As you restate the entries, keep every word intact and leave out whatever images they hold.

Component data from apps and pages:
>>>>>
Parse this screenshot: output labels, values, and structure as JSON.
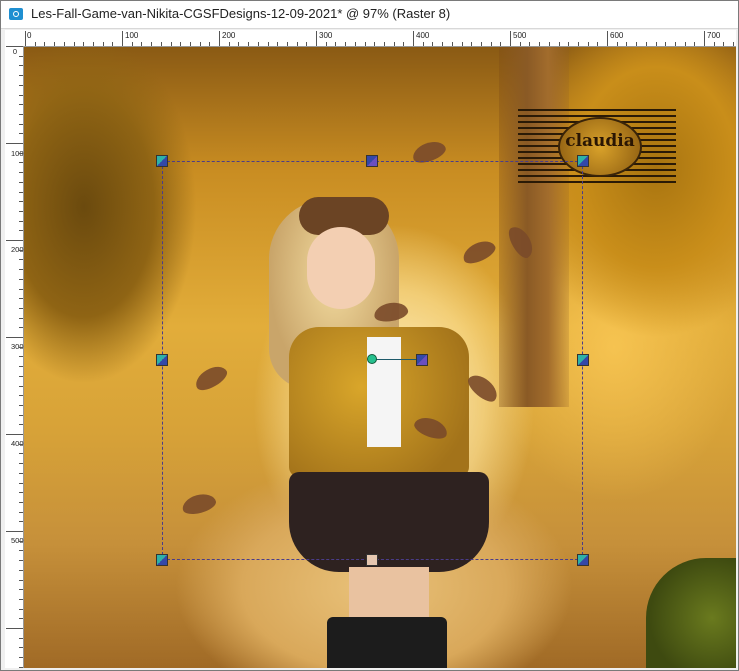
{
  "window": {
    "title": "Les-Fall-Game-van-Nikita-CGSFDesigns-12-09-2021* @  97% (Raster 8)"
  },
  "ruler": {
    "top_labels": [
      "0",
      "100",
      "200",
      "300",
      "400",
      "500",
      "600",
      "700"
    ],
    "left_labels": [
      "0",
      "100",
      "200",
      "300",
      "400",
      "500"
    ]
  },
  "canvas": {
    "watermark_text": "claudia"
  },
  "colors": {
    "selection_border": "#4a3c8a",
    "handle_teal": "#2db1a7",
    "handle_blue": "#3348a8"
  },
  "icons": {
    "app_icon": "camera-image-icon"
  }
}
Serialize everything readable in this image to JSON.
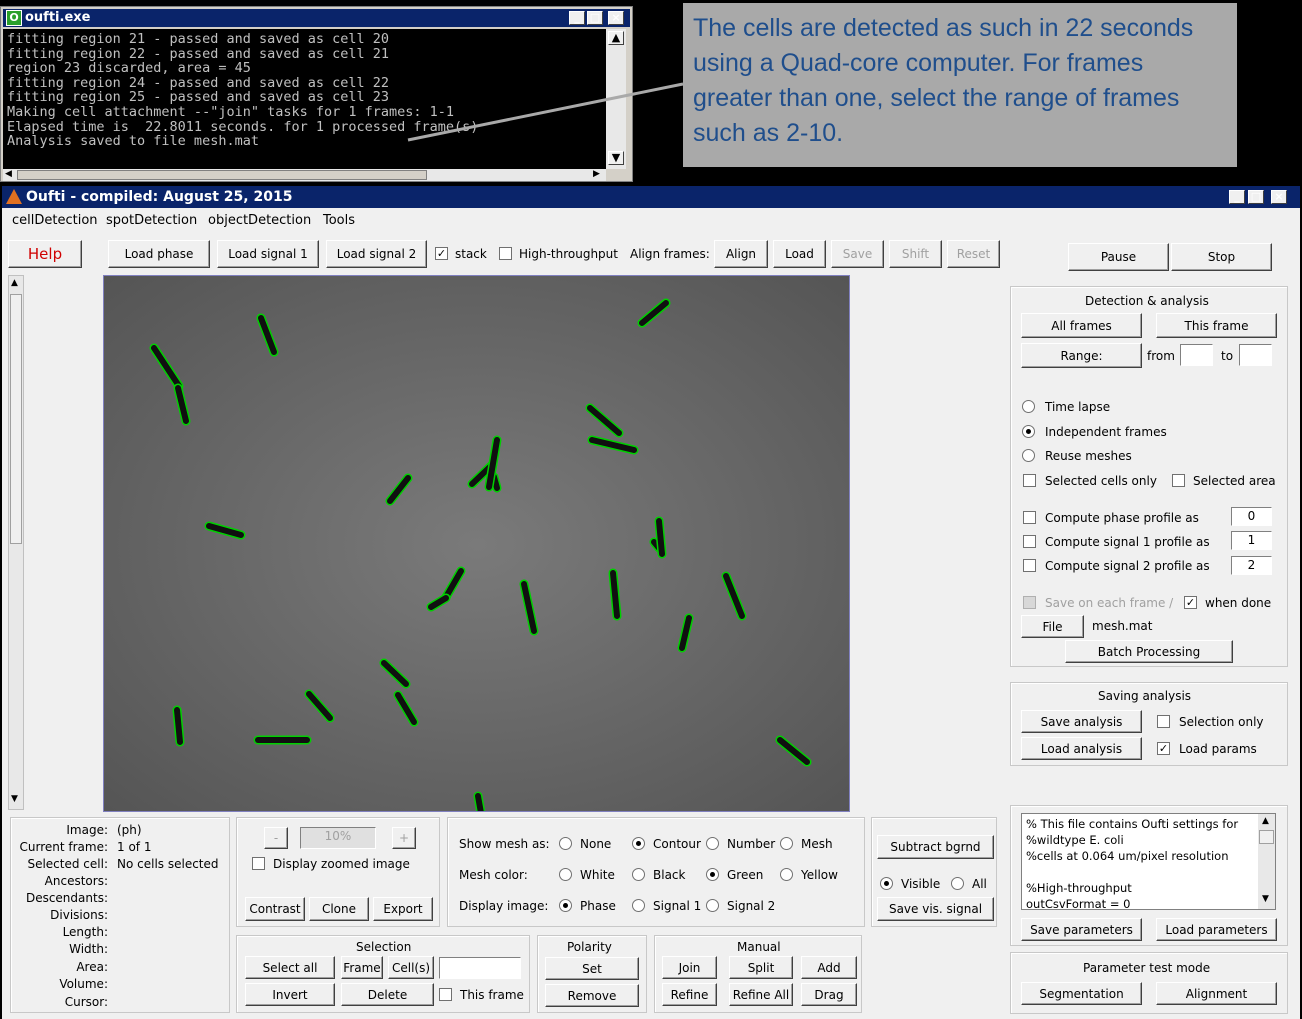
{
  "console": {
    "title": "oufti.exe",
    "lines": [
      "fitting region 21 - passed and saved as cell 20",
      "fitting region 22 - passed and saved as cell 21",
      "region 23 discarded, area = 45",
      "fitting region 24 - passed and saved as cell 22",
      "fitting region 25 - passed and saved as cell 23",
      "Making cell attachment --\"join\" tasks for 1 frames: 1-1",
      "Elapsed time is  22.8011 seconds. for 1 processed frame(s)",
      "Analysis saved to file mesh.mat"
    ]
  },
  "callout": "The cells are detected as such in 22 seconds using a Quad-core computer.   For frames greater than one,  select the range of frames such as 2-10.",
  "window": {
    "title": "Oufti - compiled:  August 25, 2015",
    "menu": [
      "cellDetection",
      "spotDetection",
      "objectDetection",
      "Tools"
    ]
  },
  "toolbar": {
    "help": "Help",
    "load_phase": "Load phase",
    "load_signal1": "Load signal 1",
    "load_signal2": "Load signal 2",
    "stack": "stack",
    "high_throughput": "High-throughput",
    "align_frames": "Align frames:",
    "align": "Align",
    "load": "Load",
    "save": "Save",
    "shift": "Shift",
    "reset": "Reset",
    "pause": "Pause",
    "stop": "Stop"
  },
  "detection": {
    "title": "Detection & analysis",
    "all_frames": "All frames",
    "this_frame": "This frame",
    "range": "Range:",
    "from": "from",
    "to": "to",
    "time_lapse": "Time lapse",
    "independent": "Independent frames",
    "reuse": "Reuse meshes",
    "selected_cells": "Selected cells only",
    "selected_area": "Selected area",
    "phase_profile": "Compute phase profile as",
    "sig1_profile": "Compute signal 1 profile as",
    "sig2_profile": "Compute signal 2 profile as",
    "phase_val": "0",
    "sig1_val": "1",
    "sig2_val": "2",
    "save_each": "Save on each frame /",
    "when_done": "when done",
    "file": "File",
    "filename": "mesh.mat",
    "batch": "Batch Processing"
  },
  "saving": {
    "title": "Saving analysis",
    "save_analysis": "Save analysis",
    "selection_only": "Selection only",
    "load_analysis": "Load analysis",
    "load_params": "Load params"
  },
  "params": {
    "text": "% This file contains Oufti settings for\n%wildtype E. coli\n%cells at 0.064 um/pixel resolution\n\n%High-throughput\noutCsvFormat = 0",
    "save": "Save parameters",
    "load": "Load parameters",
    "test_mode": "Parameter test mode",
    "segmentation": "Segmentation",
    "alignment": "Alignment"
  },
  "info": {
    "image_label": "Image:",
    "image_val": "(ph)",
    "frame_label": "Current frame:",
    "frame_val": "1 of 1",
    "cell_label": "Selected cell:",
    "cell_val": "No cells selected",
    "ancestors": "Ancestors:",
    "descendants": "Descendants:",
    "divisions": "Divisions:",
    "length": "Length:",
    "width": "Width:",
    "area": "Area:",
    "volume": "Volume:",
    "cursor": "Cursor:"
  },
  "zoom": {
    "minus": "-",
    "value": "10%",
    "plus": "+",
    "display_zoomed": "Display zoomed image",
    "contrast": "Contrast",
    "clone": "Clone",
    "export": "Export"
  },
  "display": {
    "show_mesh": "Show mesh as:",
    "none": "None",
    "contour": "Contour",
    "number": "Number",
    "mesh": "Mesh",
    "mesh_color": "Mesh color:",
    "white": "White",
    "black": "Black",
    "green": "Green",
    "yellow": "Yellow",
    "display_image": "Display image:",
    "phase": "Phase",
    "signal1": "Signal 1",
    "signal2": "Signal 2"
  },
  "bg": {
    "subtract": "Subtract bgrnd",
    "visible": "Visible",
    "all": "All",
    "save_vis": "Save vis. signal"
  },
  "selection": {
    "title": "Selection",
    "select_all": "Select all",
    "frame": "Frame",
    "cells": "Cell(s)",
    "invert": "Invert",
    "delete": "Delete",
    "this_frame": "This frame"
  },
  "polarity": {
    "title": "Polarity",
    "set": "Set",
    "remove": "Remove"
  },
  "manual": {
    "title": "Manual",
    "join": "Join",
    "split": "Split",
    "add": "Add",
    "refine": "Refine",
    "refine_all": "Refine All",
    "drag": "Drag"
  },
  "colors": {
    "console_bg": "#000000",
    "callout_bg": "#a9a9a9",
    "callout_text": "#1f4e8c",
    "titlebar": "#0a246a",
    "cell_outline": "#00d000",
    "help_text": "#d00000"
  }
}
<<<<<
#### Result of the exercise:
Parse this screenshot: output labels, values, and structure as JSON.
{
  "window": {
    "title": "Les-Fall-Game-van-Nikita-CGSFDesigns-12-09-2021* @  97% (Raster 8)"
  },
  "ruler": {
    "top_labels": [
      "0",
      "100",
      "200",
      "300",
      "400",
      "500",
      "600",
      "700"
    ],
    "left_labels": [
      "0",
      "100",
      "200",
      "300",
      "400",
      "500"
    ]
  },
  "canvas": {
    "watermark_text": "claudia"
  },
  "colors": {
    "selection_border": "#4a3c8a",
    "handle_teal": "#2db1a7",
    "handle_blue": "#3348a8"
  },
  "icons": {
    "app_icon": "camera-image-icon"
  }
}
Serialize everything readable in this image to JSON.
{
  "console": {
    "title": "oufti.exe",
    "lines": [
      "fitting region 21 - passed and saved as cell 20",
      "fitting region 22 - passed and saved as cell 21",
      "region 23 discarded, area = 45",
      "fitting region 24 - passed and saved as cell 22",
      "fitting region 25 - passed and saved as cell 23",
      "Making cell attachment --\"join\" tasks for 1 frames: 1-1",
      "Elapsed time is  22.8011 seconds. for 1 processed frame(s)",
      "Analysis saved to file mesh.mat"
    ]
  },
  "callout": "The cells are detected as such in 22 seconds using a Quad-core computer.   For frames greater than one,  select the range of frames such as 2-10.",
  "window": {
    "title": "Oufti - compiled:  August 25, 2015",
    "menu": [
      "cellDetection",
      "spotDetection",
      "objectDetection",
      "Tools"
    ]
  },
  "toolbar": {
    "help": "Help",
    "load_phase": "Load phase",
    "load_signal1": "Load signal 1",
    "load_signal2": "Load signal 2",
    "stack": "stack",
    "high_throughput": "High-throughput",
    "align_frames": "Align frames:",
    "align": "Align",
    "load": "Load",
    "save": "Save",
    "shift": "Shift",
    "reset": "Reset",
    "pause": "Pause",
    "stop": "Stop"
  },
  "detection": {
    "title": "Detection & analysis",
    "all_frames": "All frames",
    "this_frame": "This frame",
    "range": "Range:",
    "from": "from",
    "to": "to",
    "time_lapse": "Time lapse",
    "independent": "Independent frames",
    "reuse": "Reuse meshes",
    "selected_cells": "Selected cells only",
    "selected_area": "Selected area",
    "phase_profile": "Compute phase profile as",
    "sig1_profile": "Compute signal 1 profile as",
    "sig2_profile": "Compute signal 2 profile as",
    "phase_val": "0",
    "sig1_val": "1",
    "sig2_val": "2",
    "save_each": "Save on each frame /",
    "when_done": "when done",
    "file": "File",
    "filename": "mesh.mat",
    "batch": "Batch Processing"
  },
  "saving": {
    "title": "Saving analysis",
    "save_analysis": "Save analysis",
    "selection_only": "Selection only",
    "load_analysis": "Load analysis",
    "load_params": "Load params"
  },
  "params": {
    "text": "% This file contains Oufti settings for\n%wildtype E. coli\n%cells at 0.064 um/pixel resolution\n\n%High-throughput\noutCsvFormat = 0",
    "save": "Save parameters",
    "load": "Load parameters",
    "test_mode": "Parameter test mode",
    "segmentation": "Segmentation",
    "alignment": "Alignment"
  },
  "info": {
    "image_label": "Image:",
    "image_val": "(ph)",
    "frame_label": "Current frame:",
    "frame_val": "1 of 1",
    "cell_label": "Selected cell:",
    "cell_val": "No cells selected",
    "ancestors": "Ancestors:",
    "descendants": "Descendants:",
    "divisions": "Divisions:",
    "length": "Length:",
    "width": "Width:",
    "area": "Area:",
    "volume": "Volume:",
    "cursor": "Cursor:"
  },
  "zoom": {
    "minus": "-",
    "value": "10%",
    "plus": "+",
    "display_zoomed": "Display zoomed image",
    "contrast": "Contrast",
    "clone": "Clone",
    "export": "Export"
  },
  "display": {
    "show_mesh": "Show mesh as:",
    "none": "None",
    "contour": "Contour",
    "number": "Number",
    "mesh": "Mesh",
    "mesh_color": "Mesh color:",
    "white": "White",
    "black": "Black",
    "green": "Green",
    "yellow": "Yellow",
    "display_image": "Display image:",
    "phase": "Phase",
    "signal1": "Signal 1",
    "signal2": "Signal 2"
  },
  "bg": {
    "subtract": "Subtract bgrnd",
    "visible": "Visible",
    "all": "All",
    "save_vis": "Save vis. signal"
  },
  "selection": {
    "title": "Selection",
    "select_all": "Select all",
    "frame": "Frame",
    "cells": "Cell(s)",
    "invert": "Invert",
    "delete": "Delete",
    "this_frame": "This frame"
  },
  "polarity": {
    "title": "Polarity",
    "set": "Set",
    "remove": "Remove"
  },
  "manual": {
    "title": "Manual",
    "join": "Join",
    "split": "Split",
    "add": "Add",
    "refine": "Refine",
    "refine_all": "Refine All",
    "drag": "Drag"
  },
  "colors": {
    "console_bg": "#000000",
    "callout_bg": "#a9a9a9",
    "callout_text": "#1f4e8c",
    "titlebar": "#0a246a",
    "cell_outline": "#00d000",
    "help_text": "#d00000"
  }
}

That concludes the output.